  • Goh Chin Soon v Public Prosecutor
    • Singapore
    • High Court (Singapore)
    • 30 July 2020
    ...charges under s 138 of the CPC against an accused person (see Public Prosecutor v Wee Teong Boo and another appeal and another matter [2020] SGCA 56 (“Wee Teong Boo”) at [106]–[109]): If it is doubtful what offence has been committed If a single act or series of acts is such that it is doub......
  • Public Prosecutor v Lee Wei Yang, Sean
    • Singapore
    • District Court (Singapore)
    • 19 July 2021
    ...of the truth.
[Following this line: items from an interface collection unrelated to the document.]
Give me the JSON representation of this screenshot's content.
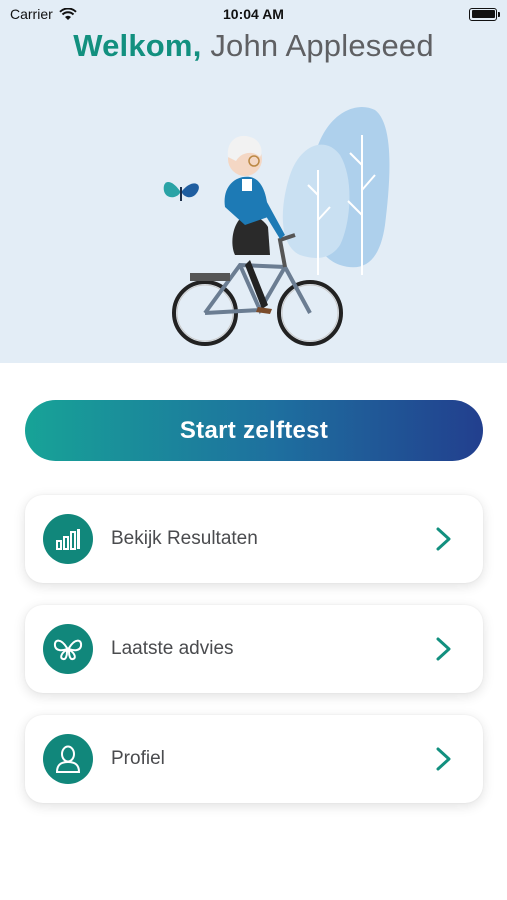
{
  "status_bar": {
    "carrier": "Carrier",
    "time": "10:04 AM",
    "icons": [
      "wifi-icon",
      "battery-icon"
    ]
  },
  "header": {
    "welcome_word": "Welkom,",
    "user_name": "John Appleseed"
  },
  "illustration": {
    "description_icons": [
      "elderly-cyclist-illustration",
      "butterfly-icon",
      "tree-icon"
    ]
  },
  "actions": {
    "start_label": "Start zelftest"
  },
  "menu": {
    "items": [
      {
        "label": "Bekijk Resultaten",
        "icon": "bar-chart-icon"
      },
      {
        "label": "Laatste advies",
        "icon": "butterfly-icon"
      },
      {
        "label": "Profiel",
        "icon": "person-icon"
      }
    ]
  },
  "colors": {
    "brand_teal": "#12907f",
    "icon_circle": "#11877b",
    "gradient_start": "#17a397",
    "gradient_end": "#223f8e",
    "hero_bg": "#e3edf6"
  }
}
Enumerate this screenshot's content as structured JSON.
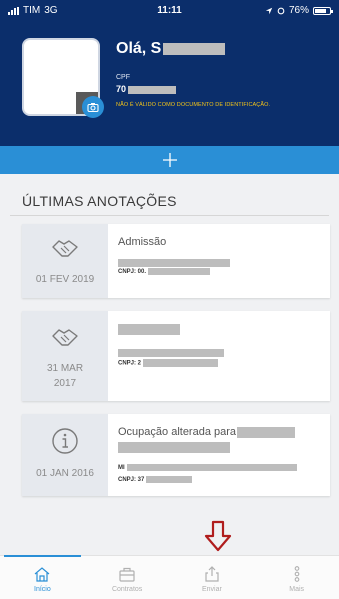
{
  "status_bar": {
    "carrier": "TIM",
    "network": "3G",
    "time": "11:11",
    "battery": "76%"
  },
  "profile": {
    "greeting": "Olá, S",
    "cpf_label": "CPF",
    "cpf_value": "70",
    "warning": "NÃO É VÁLIDO COMO DOCUMENTO DE IDENTIFICAÇÃO."
  },
  "section": {
    "title": "ÚLTIMAS ANOTAÇÕES"
  },
  "cards": [
    {
      "icon": "handshake-icon",
      "date": "01 FEV 2019",
      "title": "Admissão",
      "cnpj": "CNPJ: 00."
    },
    {
      "icon": "handshake-icon",
      "date_line1": "31 MAR",
      "date_line2": "2017",
      "cnpj": "CNPJ: 2"
    },
    {
      "icon": "info-icon",
      "date": "01 JAN 2016",
      "title": "Ocupação alterada para",
      "mi": "MI",
      "cnpj": "CNPJ: 37"
    }
  ],
  "nav": [
    {
      "label": "Início",
      "icon": "home-icon",
      "active": true
    },
    {
      "label": "Contratos",
      "icon": "briefcase-icon",
      "active": false
    },
    {
      "label": "Enviar",
      "icon": "share-icon",
      "active": false
    },
    {
      "label": "Mais",
      "icon": "more-icon",
      "active": false
    }
  ],
  "colors": {
    "header_bg": "#0b2e6b",
    "accent": "#2a8fd6",
    "warning_text": "#f5c518",
    "arrow": "#b01d1d"
  }
}
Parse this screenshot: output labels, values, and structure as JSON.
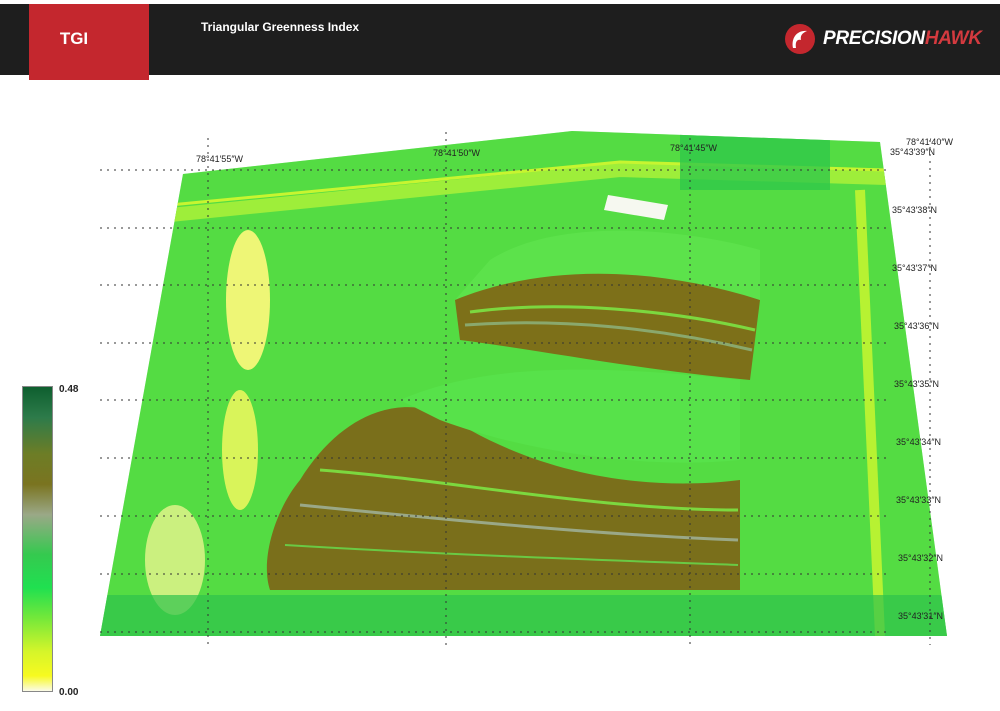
{
  "header": {
    "tag": "TGI",
    "title": "Triangular Greenness Index",
    "logo": {
      "text_main": "PRECISION",
      "text_accent": "HAWK",
      "icon": "precisionhawk-logo-icon",
      "accent_color": "#c4272e"
    }
  },
  "map": {
    "longitude_labels": [
      "78°41′55″W",
      "78°41′50″W",
      "78°41′45″W",
      "78°41′40″W"
    ],
    "latitude_labels": [
      "35°43′39″N",
      "35°43′38″N",
      "35°43′37″N",
      "35°43′36″N",
      "35°43′35″N",
      "35°43′34″N",
      "35°43′33″N",
      "35°43′32″N",
      "35°43′31″N"
    ]
  },
  "legend": {
    "max": "0.48",
    "min": "0.00"
  }
}
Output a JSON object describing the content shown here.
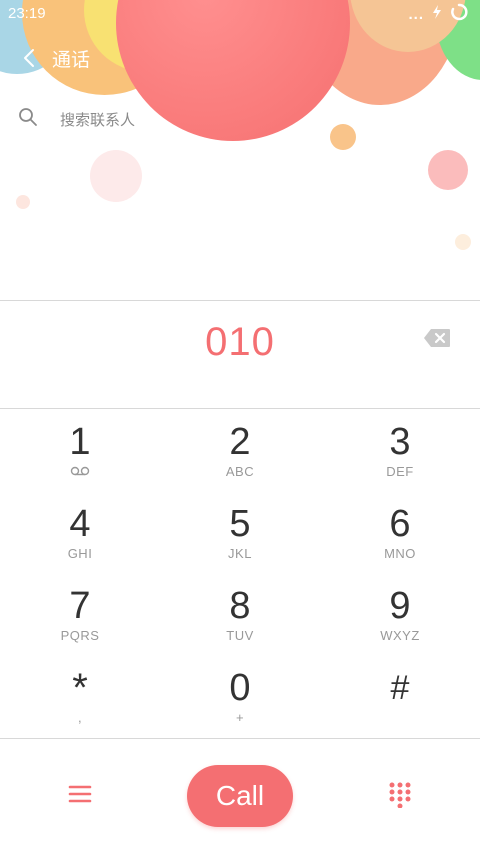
{
  "status_bar": {
    "time": "23:19",
    "dots": "..."
  },
  "header": {
    "title": "通话"
  },
  "search": {
    "placeholder": "搜索联系人"
  },
  "dialer": {
    "number": "010"
  },
  "keypad": [
    {
      "digit": "1",
      "letters": ""
    },
    {
      "digit": "2",
      "letters": "ABC"
    },
    {
      "digit": "3",
      "letters": "DEF"
    },
    {
      "digit": "4",
      "letters": "GHI"
    },
    {
      "digit": "5",
      "letters": "JKL"
    },
    {
      "digit": "6",
      "letters": "MNO"
    },
    {
      "digit": "7",
      "letters": "PQRS"
    },
    {
      "digit": "8",
      "letters": "TUV"
    },
    {
      "digit": "9",
      "letters": "WXYZ"
    },
    {
      "digit": "*",
      "letters": ","
    },
    {
      "digit": "0",
      "letters": "+"
    },
    {
      "digit": "#",
      "letters": ""
    }
  ],
  "bottom_bar": {
    "call_label": "Call"
  },
  "colors": {
    "accent": "#f46f72",
    "text": "#333333",
    "subtext": "#999999"
  },
  "icons": {
    "voicemail": "voicemail-icon",
    "backspace": "backspace-icon",
    "menu": "menu-icon",
    "dialpad": "dialpad-icon",
    "search": "search-icon",
    "back": "back-arrow-icon"
  }
}
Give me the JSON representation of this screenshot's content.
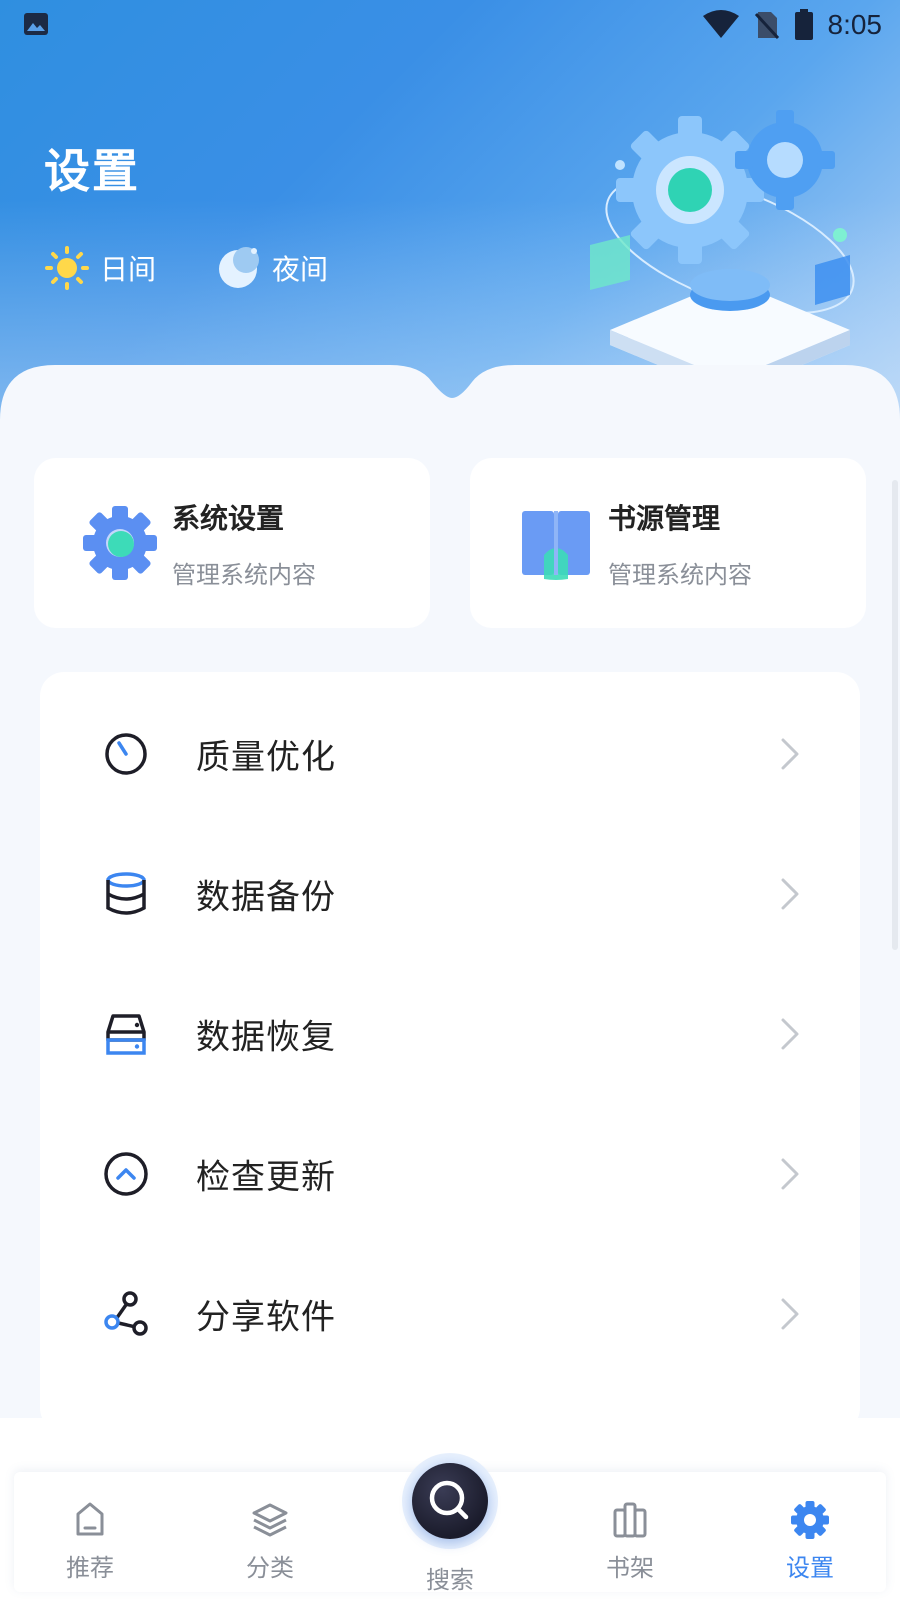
{
  "status_bar": {
    "time": "8:05"
  },
  "header": {
    "title": "设置",
    "modes": [
      {
        "label": "日间",
        "icon": "sun-icon"
      },
      {
        "label": "夜间",
        "icon": "moon-icon"
      }
    ]
  },
  "quick_cards": [
    {
      "title": "系统设置",
      "subtitle": "管理系统内容",
      "icon": "gear-icon"
    },
    {
      "title": "书源管理",
      "subtitle": "管理系统内容",
      "icon": "book-icon"
    }
  ],
  "menu": [
    {
      "label": "质量优化",
      "icon": "timer-icon"
    },
    {
      "label": "数据备份",
      "icon": "database-icon"
    },
    {
      "label": "数据恢复",
      "icon": "server-icon"
    },
    {
      "label": "检查更新",
      "icon": "chevron-up-circle-icon"
    },
    {
      "label": "分享软件",
      "icon": "share-icon"
    }
  ],
  "bottom_nav": [
    {
      "label": "推荐",
      "icon": "home-icon",
      "active": false
    },
    {
      "label": "分类",
      "icon": "layers-icon",
      "active": false
    },
    {
      "label": "搜索",
      "icon": "search-icon",
      "active": false
    },
    {
      "label": "书架",
      "icon": "bookshelf-icon",
      "active": false
    },
    {
      "label": "设置",
      "icon": "settings-icon",
      "active": true
    }
  ],
  "colors": {
    "accent": "#3c86f0",
    "header_blue": "#2f8fe0",
    "text_dark": "#222222",
    "text_muted": "#8a8f98"
  }
}
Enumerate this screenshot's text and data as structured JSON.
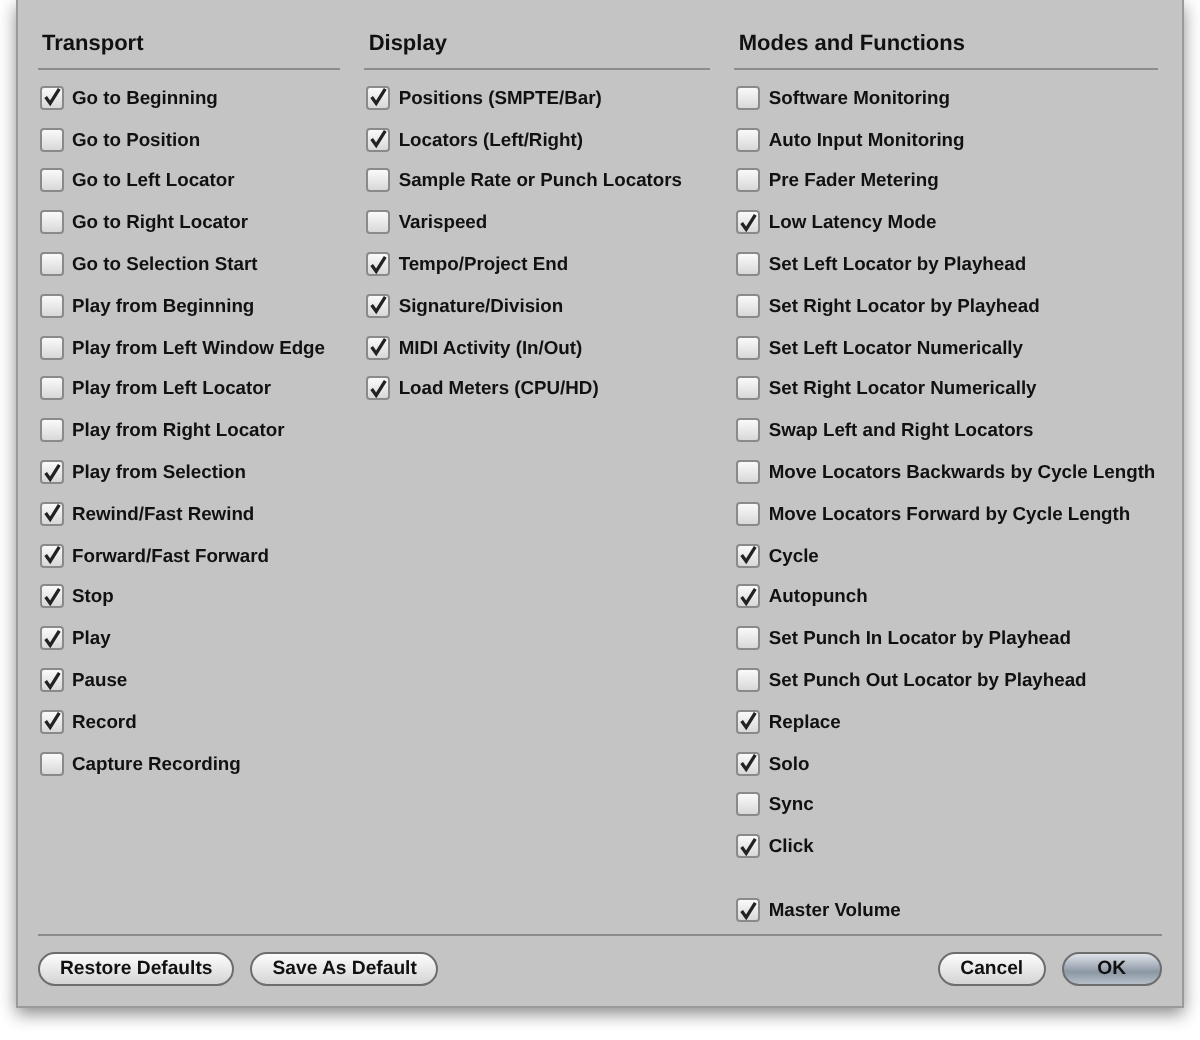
{
  "columns": [
    {
      "title": "Transport",
      "groups": [
        [
          {
            "label": "Go to Beginning",
            "checked": true
          },
          {
            "label": "Go to Position",
            "checked": false
          },
          {
            "label": "Go to Left Locator",
            "checked": false
          },
          {
            "label": "Go to Right Locator",
            "checked": false
          },
          {
            "label": "Go to Selection Start",
            "checked": false
          },
          {
            "label": "Play from Beginning",
            "checked": false
          },
          {
            "label": "Play from Left Window Edge",
            "checked": false
          },
          {
            "label": "Play from Left Locator",
            "checked": false
          },
          {
            "label": "Play from Right Locator",
            "checked": false
          },
          {
            "label": "Play from Selection",
            "checked": true
          },
          {
            "label": "Rewind/Fast Rewind",
            "checked": true
          },
          {
            "label": "Forward/Fast Forward",
            "checked": true
          },
          {
            "label": "Stop",
            "checked": true
          },
          {
            "label": "Play",
            "checked": true
          },
          {
            "label": "Pause",
            "checked": true
          },
          {
            "label": "Record",
            "checked": true
          },
          {
            "label": "Capture Recording",
            "checked": false
          }
        ]
      ]
    },
    {
      "title": "Display",
      "groups": [
        [
          {
            "label": "Positions (SMPTE/Bar)",
            "checked": true
          },
          {
            "label": "Locators (Left/Right)",
            "checked": true
          },
          {
            "label": "Sample Rate or Punch Locators",
            "checked": false
          },
          {
            "label": "Varispeed",
            "checked": false
          },
          {
            "label": "Tempo/Project End",
            "checked": true
          },
          {
            "label": "Signature/Division",
            "checked": true
          },
          {
            "label": "MIDI Activity (In/Out)",
            "checked": true
          },
          {
            "label": "Load Meters (CPU/HD)",
            "checked": true
          }
        ]
      ]
    },
    {
      "title": "Modes and Functions",
      "groups": [
        [
          {
            "label": "Software Monitoring",
            "checked": false
          },
          {
            "label": "Auto Input Monitoring",
            "checked": false
          },
          {
            "label": "Pre Fader Metering",
            "checked": false
          },
          {
            "label": "Low Latency Mode",
            "checked": true
          },
          {
            "label": "Set Left Locator by Playhead",
            "checked": false
          },
          {
            "label": "Set Right Locator by Playhead",
            "checked": false
          },
          {
            "label": "Set Left Locator Numerically",
            "checked": false
          },
          {
            "label": "Set Right Locator Numerically",
            "checked": false
          },
          {
            "label": "Swap Left and Right Locators",
            "checked": false
          },
          {
            "label": "Move Locators Backwards by Cycle Length",
            "checked": false
          },
          {
            "label": "Move Locators Forward by Cycle Length",
            "checked": false
          },
          {
            "label": "Cycle",
            "checked": true
          },
          {
            "label": "Autopunch",
            "checked": true
          },
          {
            "label": "Set Punch In Locator by Playhead",
            "checked": false
          },
          {
            "label": "Set Punch Out Locator by Playhead",
            "checked": false
          },
          {
            "label": "Replace",
            "checked": true
          },
          {
            "label": "Solo",
            "checked": true
          },
          {
            "label": "Sync",
            "checked": false
          },
          {
            "label": "Click",
            "checked": true
          }
        ],
        [
          {
            "label": "Master Volume",
            "checked": true
          }
        ]
      ]
    }
  ],
  "left_buttons": [
    {
      "label": "Restore Defaults",
      "default": false
    },
    {
      "label": "Save As Default",
      "default": false
    }
  ],
  "right_buttons": [
    {
      "label": "Cancel",
      "default": false
    },
    {
      "label": "OK",
      "default": true
    }
  ]
}
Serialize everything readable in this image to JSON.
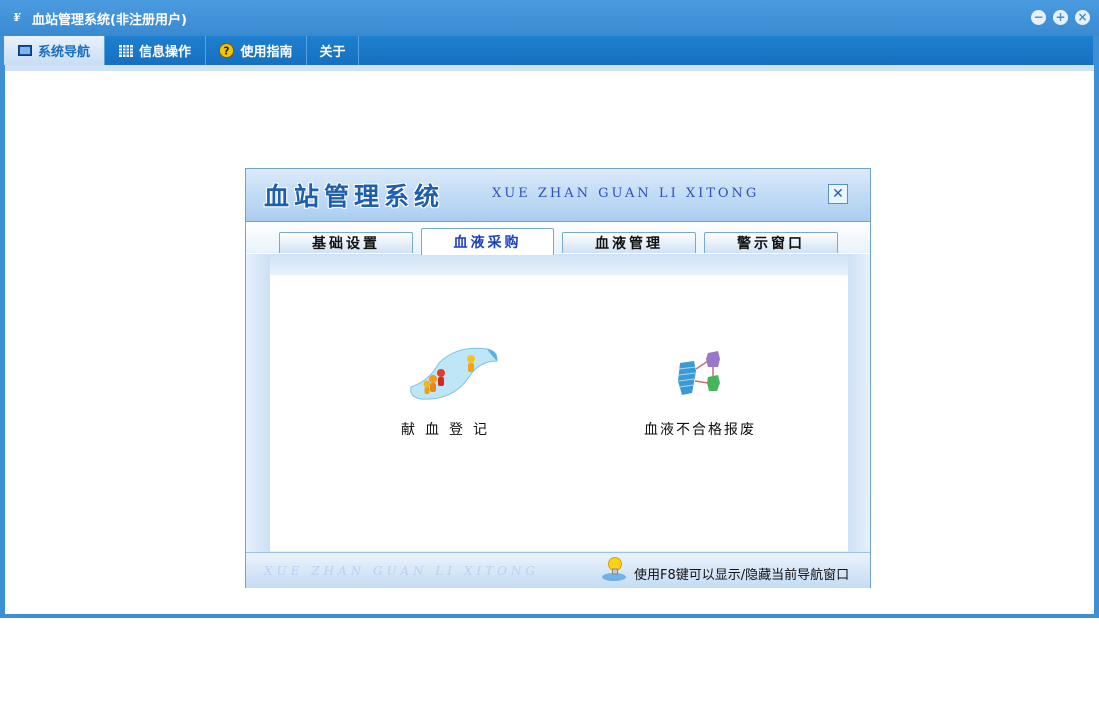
{
  "window": {
    "title": "血站管理系统(非注册用户)",
    "app_icon": "app-logo-icon"
  },
  "menu": [
    {
      "label": "系统导航",
      "icon": "monitor-icon",
      "active": true
    },
    {
      "label": "信息操作",
      "icon": "grid-icon",
      "active": false
    },
    {
      "label": "使用指南",
      "icon": "help-icon",
      "active": false
    },
    {
      "label": "关于",
      "icon": "",
      "active": false
    }
  ],
  "panel": {
    "title": "血站管理系统",
    "subtitle": "XUE ZHAN GUAN LI XITONG",
    "tabs": [
      "基础设置",
      "血液采购",
      "血液管理",
      "警示窗口"
    ],
    "active_tab": 1,
    "items": [
      {
        "label": "献血登记",
        "icon": "donor-registration-icon"
      },
      {
        "label": "血液不合格报废",
        "icon": "blood-scrap-icon"
      }
    ],
    "footer_watermark": "XUE ZHAN GUAN LI XITONG",
    "footer_hint": "使用F8键可以显示/隐藏当前导航窗口"
  },
  "colors": {
    "titlebar": "#3d8fd6",
    "menubar": "#1670c0",
    "active_tab_text": "#1b3fbf"
  }
}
The Defence also noted the recent observations laid down by the Court of Appeal in Wee Teong Boo v Public Prosecutor [2020] SGCA 56 (“Wee Teong Boo”) at [126] and [127], as follows: “General duty of the Prosecution The Prosecution’s disclosure obligations Before concluding thi......
  • Request a trial to view additional results
1 books & journal articles
  • DISCLOSURE IN CRIMINAL PROCEEDINGS: DEVELOPMENTS AND ISSUES AHEAD
    • Singapore
    • Singapore Academy of Law Journal No. 2022, March 2022
    • 1 March 2022
    ...example of how Kadar ought to operate. 59 [2017] 3 SLR 147. 60 Soh Guan Cheow Anthony v Public Prosecutor [2017] 3 SLR 147 at [104]. 61 [2020] 2 SLR 533. 62 Public Prosecutor v Wee Teong Boo [2020] 2 SLR 533 at [131]–[132]. 63 Public Prosecutor v Wee Teong Boo [2020] 2 SLR 533 at [131]–[132......

VLEX uses login cookies to provide you with a better browsing experience. If you click on 'Accept' or continue browsing this site we consider that you accept our cookie policy. ACCEPT